───── Given entries

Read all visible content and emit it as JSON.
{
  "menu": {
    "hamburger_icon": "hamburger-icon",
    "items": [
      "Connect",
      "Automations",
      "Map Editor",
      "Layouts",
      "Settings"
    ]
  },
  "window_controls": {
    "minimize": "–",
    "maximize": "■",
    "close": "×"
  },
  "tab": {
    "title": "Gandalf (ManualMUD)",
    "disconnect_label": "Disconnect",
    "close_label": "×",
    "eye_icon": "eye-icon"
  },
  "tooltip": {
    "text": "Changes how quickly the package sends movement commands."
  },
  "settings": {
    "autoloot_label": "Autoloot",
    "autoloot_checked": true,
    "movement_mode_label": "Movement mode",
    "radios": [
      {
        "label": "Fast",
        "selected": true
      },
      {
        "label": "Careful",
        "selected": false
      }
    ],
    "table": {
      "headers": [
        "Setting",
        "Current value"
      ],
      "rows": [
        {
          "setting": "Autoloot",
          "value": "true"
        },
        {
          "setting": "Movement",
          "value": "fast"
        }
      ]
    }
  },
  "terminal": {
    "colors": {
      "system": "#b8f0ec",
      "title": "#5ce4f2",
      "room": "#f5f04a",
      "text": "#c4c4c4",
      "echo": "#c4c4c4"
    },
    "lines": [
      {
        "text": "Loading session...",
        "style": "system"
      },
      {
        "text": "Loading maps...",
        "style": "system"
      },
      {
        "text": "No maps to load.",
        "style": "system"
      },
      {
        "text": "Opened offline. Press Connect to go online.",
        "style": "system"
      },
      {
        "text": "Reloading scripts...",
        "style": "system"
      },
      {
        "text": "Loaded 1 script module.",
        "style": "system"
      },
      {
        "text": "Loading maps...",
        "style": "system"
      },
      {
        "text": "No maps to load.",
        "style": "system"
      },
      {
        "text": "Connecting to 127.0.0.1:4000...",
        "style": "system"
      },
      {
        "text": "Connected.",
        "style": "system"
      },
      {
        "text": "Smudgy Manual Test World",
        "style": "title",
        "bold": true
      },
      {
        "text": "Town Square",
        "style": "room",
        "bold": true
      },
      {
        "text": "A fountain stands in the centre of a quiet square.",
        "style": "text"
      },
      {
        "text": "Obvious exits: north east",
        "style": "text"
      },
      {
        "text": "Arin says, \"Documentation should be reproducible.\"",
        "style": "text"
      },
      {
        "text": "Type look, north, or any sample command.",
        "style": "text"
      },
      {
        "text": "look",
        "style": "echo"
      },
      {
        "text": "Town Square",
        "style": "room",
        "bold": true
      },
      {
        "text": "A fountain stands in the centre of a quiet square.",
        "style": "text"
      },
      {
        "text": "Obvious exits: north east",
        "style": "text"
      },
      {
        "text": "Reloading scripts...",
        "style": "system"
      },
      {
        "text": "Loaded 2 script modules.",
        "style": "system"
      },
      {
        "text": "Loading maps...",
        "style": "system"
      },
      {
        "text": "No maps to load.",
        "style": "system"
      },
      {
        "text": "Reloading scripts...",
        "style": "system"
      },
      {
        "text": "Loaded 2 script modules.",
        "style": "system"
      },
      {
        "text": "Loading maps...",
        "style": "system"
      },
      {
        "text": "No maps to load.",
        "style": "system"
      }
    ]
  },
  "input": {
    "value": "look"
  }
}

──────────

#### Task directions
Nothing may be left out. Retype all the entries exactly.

#### Answer section
Read all visible content and emit it as JSON.
{
  "menu": {
    "hamburger_icon": "hamburger-icon",
    "items": [
      "Connect",
      "Automations",
      "Map Editor",
      "Layouts",
      "Settings"
    ]
  },
  "window_controls": {
    "minimize": "–",
    "maximize": "■",
    "close": "×"
  },
  "tab": {
    "title": "Gandalf (ManualMUD)",
    "disconnect_label": "Disconnect",
    "close_label": "×",
    "eye_icon": "eye-icon"
  },
  "tooltip": {
    "text": "Changes how quickly the package sends movement commands."
  },
  "settings": {
    "autoloot_label": "Autoloot",
    "autoloot_checked": true,
    "movement_mode_label": "Movement mode",
    "radios": [
      {
        "label": "Fast",
        "selected": true
      },
      {
        "label": "Careful",
        "selected": false
      }
    ],
    "table": {
      "headers": [
        "Setting",
        "Current value"
      ],
      "rows": [
        {
          "setting": "Autoloot",
          "value": "true"
        },
        {
          "setting": "Movement",
          "value": "fast"
        }
      ]
    }
  },
  "terminal": {
    "colors": {
      "system": "#b8f0ec",
      "title": "#5ce4f2",
      "room": "#f5f04a",
      "text": "#c4c4c4",
      "echo": "#c4c4c4"
    },
    "lines": [
      {
        "text": "Loading session...",
        "style": "system"
      },
      {
        "text": "Loading maps...",
        "style": "system"
      },
      {
        "text": "No maps to load.",
        "style": "system"
      },
      {
        "text": "Opened offline. Press Connect to go online.",
        "style": "system"
      },
      {
        "text": "Reloading scripts...",
        "style": "system"
      },
      {
        "text": "Loaded 1 script module.",
        "style": "system"
      },
      {
        "text": "Loading maps...",
        "style": "system"
      },
      {
        "text": "No maps to load.",
        "style": "system"
      },
      {
        "text": "Connecting to 127.0.0.1:4000...",
        "style": "system"
      },
      {
        "text": "Connected.",
        "style": "system"
      },
      {
        "text": "Smudgy Manual Test World",
        "style": "title",
        "bold": true
      },
      {
        "text": "Town Square",
        "style": "room",
        "bold": true
      },
      {
        "text": "A fountain stands in the centre of a quiet square.",
        "style": "text"
      },
      {
        "text": "Obvious exits: north east",
        "style": "text"
      },
      {
        "text": "Arin says, \"Documentation should be reproducible.\"",
        "style": "text"
      },
      {
        "text": "Type look, north, or any sample command.",
        "style": "text"
      },
      {
        "text": "look",
        "style": "echo"
      },
      {
        "text": "Town Square",
        "style": "room",
        "bold": true
      },
      {
        "text": "A fountain stands in the centre of a quiet square.",
        "style": "text"
      },
      {
        "text": "Obvious exits: north east",
        "style": "text"
      },
      {
        "text": "Reloading scripts...",
        "style": "system"
      },
      {
        "text": "Loaded 2 script modules.",
        "style": "system"
      },
      {
        "text": "Loading maps...",
        "style": "system"
      },
      {
        "text": "No maps to load.",
        "style": "system"
      },
      {
        "text": "Reloading scripts...",
        "style": "system"
      },
      {
        "text": "Loaded 2 script modules.",
        "style": "system"
      },
      {
        "text": "Loading maps...",
        "style": "system"
      },
      {
        "text": "No maps to load.",
        "style": "system"
      }
    ]
  },
  "input": {
    "value": "look"
  }
}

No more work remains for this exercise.